[Dataset rows for apps and sites]
***

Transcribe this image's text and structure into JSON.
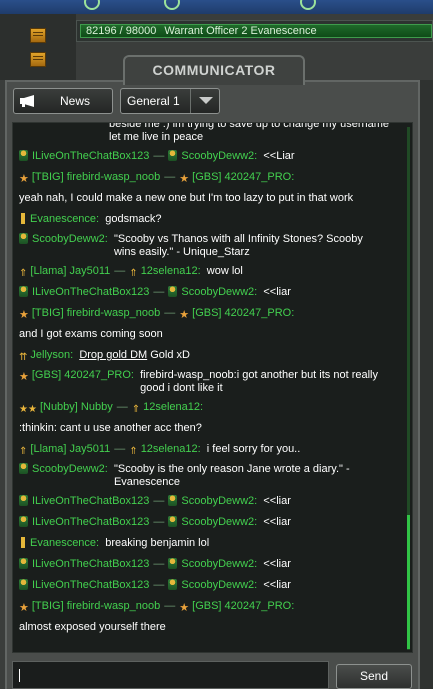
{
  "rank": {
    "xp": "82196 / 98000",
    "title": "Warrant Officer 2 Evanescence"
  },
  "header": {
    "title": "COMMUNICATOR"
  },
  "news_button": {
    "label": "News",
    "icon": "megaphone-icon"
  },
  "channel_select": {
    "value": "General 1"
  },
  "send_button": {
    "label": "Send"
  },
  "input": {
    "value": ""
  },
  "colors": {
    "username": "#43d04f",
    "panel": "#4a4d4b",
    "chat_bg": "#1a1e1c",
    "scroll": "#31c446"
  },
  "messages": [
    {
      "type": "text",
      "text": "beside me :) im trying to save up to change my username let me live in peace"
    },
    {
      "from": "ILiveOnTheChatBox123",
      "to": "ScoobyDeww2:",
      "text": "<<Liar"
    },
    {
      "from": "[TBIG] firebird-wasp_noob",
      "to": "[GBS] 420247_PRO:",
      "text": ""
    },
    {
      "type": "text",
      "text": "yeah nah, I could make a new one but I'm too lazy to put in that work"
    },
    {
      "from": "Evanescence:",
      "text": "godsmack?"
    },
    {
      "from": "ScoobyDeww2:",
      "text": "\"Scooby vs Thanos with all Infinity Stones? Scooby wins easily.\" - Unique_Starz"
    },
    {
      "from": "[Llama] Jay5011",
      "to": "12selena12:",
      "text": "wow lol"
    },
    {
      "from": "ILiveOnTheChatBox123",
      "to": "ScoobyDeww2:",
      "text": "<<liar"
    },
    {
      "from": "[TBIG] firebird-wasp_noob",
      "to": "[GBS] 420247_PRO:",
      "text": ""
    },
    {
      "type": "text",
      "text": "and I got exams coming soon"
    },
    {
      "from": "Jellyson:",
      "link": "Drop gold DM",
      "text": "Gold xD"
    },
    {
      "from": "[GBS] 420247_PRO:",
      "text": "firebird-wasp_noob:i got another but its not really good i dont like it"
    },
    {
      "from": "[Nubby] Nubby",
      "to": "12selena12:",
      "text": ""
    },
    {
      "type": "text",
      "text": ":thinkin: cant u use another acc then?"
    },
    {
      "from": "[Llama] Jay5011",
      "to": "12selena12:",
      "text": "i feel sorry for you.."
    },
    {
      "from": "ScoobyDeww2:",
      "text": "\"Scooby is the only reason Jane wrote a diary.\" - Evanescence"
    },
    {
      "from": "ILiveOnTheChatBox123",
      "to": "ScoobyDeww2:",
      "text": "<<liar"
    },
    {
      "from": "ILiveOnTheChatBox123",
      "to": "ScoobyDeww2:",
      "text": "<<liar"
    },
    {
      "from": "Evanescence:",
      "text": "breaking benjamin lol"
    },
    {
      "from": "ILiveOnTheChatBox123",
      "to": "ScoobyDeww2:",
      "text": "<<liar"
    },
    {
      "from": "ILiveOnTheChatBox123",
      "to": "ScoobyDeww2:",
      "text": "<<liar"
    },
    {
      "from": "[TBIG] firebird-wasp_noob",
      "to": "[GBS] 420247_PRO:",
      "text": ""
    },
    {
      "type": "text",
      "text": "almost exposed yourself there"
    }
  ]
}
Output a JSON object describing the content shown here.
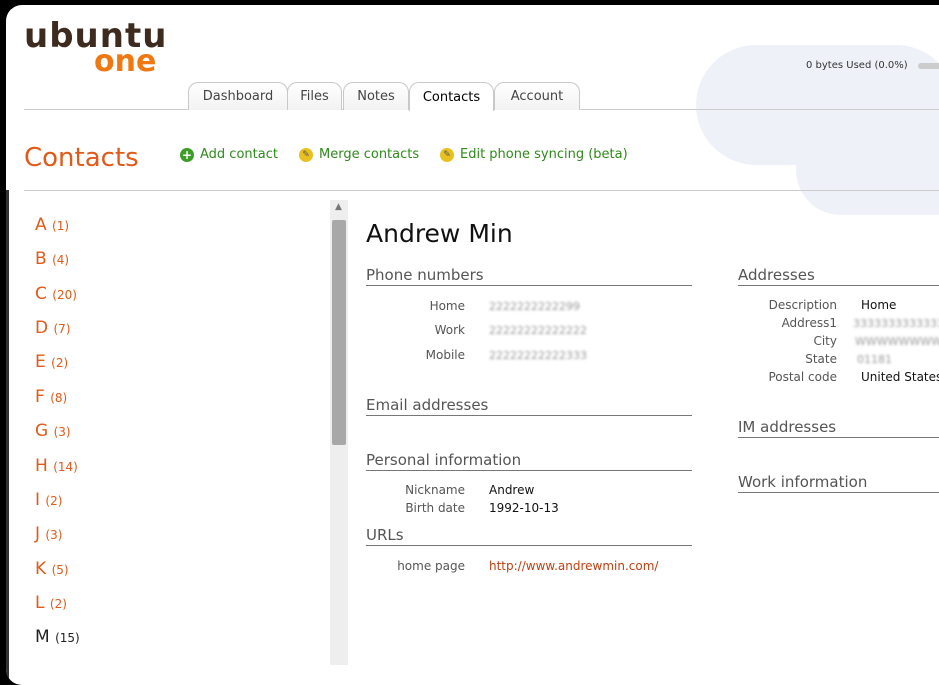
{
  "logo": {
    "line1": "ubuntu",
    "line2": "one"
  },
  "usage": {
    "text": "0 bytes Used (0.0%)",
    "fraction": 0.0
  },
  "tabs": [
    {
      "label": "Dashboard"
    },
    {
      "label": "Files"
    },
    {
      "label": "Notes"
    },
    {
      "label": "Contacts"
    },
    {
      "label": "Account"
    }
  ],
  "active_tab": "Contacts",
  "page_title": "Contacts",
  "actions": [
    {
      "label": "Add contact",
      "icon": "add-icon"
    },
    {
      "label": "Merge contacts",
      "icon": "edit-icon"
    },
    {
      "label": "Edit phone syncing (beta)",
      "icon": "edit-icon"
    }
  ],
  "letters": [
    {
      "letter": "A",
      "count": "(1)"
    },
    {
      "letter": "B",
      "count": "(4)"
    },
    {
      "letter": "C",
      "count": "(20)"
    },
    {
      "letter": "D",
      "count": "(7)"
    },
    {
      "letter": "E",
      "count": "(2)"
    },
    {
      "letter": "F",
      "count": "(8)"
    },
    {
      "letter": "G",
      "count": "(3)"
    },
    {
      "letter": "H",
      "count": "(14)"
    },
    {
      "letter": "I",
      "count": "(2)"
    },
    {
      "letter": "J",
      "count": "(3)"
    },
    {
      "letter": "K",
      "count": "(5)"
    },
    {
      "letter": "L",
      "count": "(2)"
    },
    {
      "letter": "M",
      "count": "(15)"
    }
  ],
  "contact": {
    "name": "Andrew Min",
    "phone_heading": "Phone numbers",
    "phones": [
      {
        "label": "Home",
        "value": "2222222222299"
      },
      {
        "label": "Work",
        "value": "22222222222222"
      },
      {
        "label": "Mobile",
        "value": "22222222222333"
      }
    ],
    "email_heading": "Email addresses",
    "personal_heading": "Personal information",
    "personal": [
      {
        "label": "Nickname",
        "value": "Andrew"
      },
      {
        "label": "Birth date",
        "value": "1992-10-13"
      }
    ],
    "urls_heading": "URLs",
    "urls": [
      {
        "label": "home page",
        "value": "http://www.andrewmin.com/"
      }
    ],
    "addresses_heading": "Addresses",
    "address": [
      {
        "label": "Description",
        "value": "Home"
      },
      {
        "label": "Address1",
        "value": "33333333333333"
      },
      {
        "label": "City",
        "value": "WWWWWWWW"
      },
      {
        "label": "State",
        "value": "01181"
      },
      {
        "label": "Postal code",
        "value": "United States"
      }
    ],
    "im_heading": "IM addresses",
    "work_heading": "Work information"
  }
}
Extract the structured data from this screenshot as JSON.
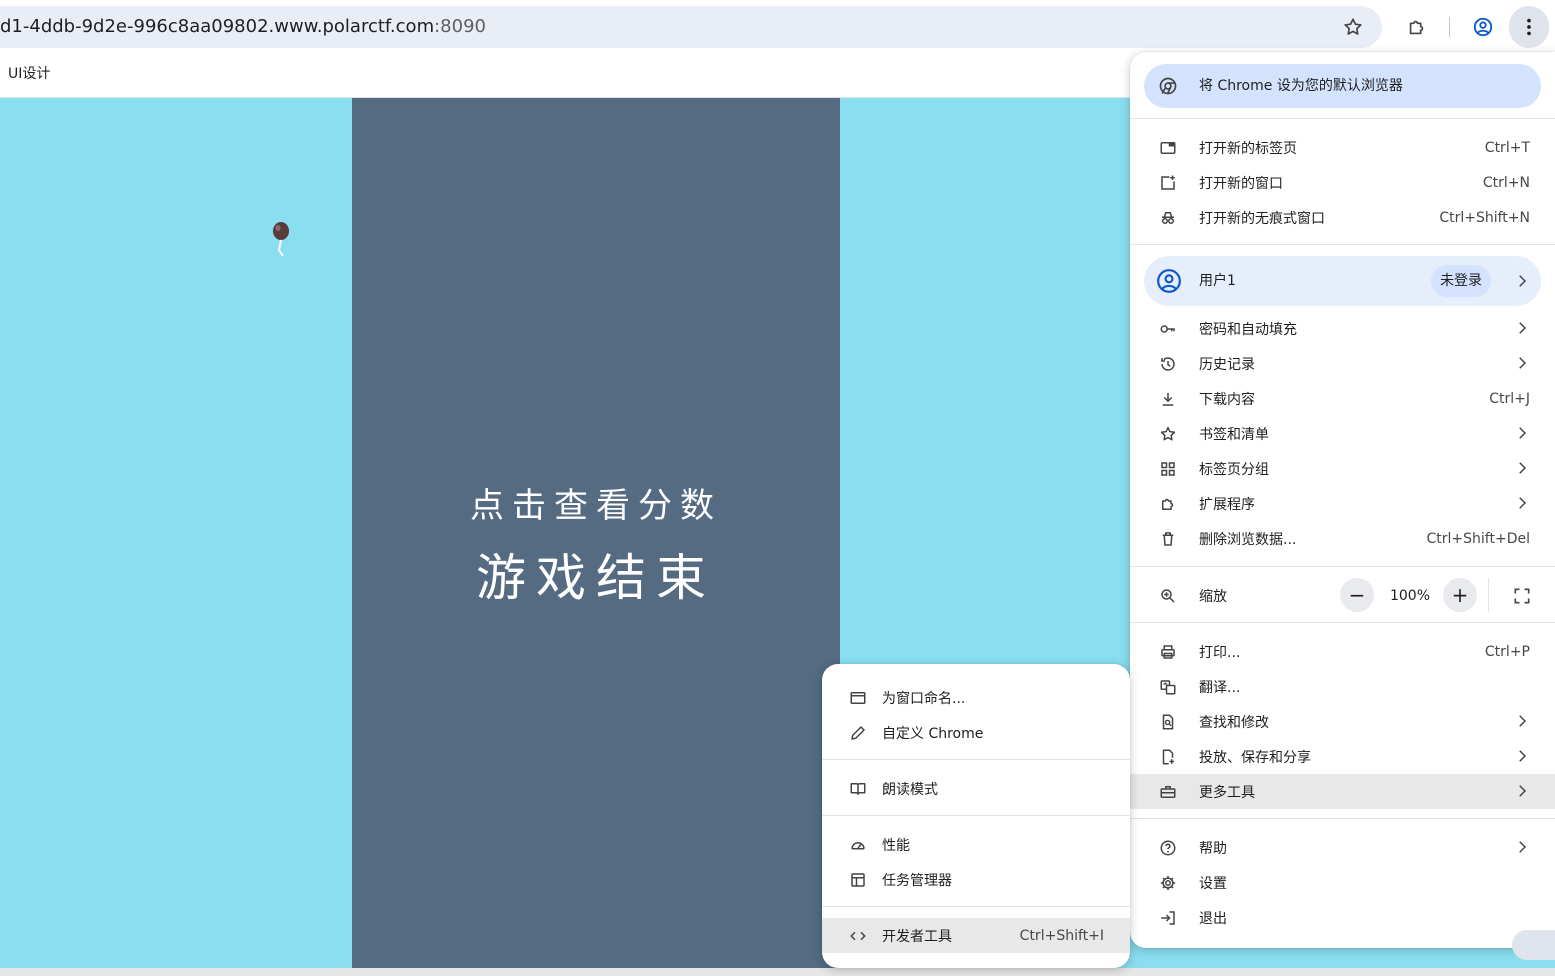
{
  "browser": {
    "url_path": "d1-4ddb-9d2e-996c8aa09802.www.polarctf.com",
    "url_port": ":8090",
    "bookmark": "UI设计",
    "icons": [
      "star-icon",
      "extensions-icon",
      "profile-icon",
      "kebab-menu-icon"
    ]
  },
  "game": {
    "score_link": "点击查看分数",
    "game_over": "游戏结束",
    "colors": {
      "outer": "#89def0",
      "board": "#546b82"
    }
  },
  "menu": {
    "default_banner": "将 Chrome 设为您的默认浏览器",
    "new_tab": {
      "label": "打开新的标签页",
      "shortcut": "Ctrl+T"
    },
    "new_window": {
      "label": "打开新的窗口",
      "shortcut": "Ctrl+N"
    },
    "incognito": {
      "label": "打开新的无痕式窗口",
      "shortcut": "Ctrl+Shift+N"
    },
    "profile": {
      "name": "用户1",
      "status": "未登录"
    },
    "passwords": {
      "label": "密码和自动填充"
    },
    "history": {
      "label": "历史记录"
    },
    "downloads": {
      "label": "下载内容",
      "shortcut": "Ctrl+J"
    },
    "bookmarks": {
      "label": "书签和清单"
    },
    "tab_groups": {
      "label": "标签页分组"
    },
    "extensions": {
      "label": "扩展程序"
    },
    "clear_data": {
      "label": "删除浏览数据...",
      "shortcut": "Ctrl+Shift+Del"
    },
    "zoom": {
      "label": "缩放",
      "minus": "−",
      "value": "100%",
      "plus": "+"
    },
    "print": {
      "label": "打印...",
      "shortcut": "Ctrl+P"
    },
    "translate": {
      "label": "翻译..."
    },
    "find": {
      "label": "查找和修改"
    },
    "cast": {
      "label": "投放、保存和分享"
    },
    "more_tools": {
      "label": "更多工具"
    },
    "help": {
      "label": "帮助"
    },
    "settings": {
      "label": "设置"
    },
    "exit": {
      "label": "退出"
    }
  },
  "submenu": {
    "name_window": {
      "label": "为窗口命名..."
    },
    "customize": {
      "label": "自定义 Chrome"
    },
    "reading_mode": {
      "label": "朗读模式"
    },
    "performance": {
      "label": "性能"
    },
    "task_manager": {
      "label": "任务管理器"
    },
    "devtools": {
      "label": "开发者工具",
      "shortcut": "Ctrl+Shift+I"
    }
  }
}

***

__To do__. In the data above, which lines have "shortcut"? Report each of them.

__Task answer__.
      "shortcut": "Ctrl+T"
      "shortcut": "Ctrl+N"
      "shortcut": "Ctrl+Shift+N"
      "shortcut": "Ctrl+J"
      "shortcut": "Ctrl+Shift+Del"
      "shortcut": "Ctrl+P"
      "shortcut": "Ctrl+Shift+I"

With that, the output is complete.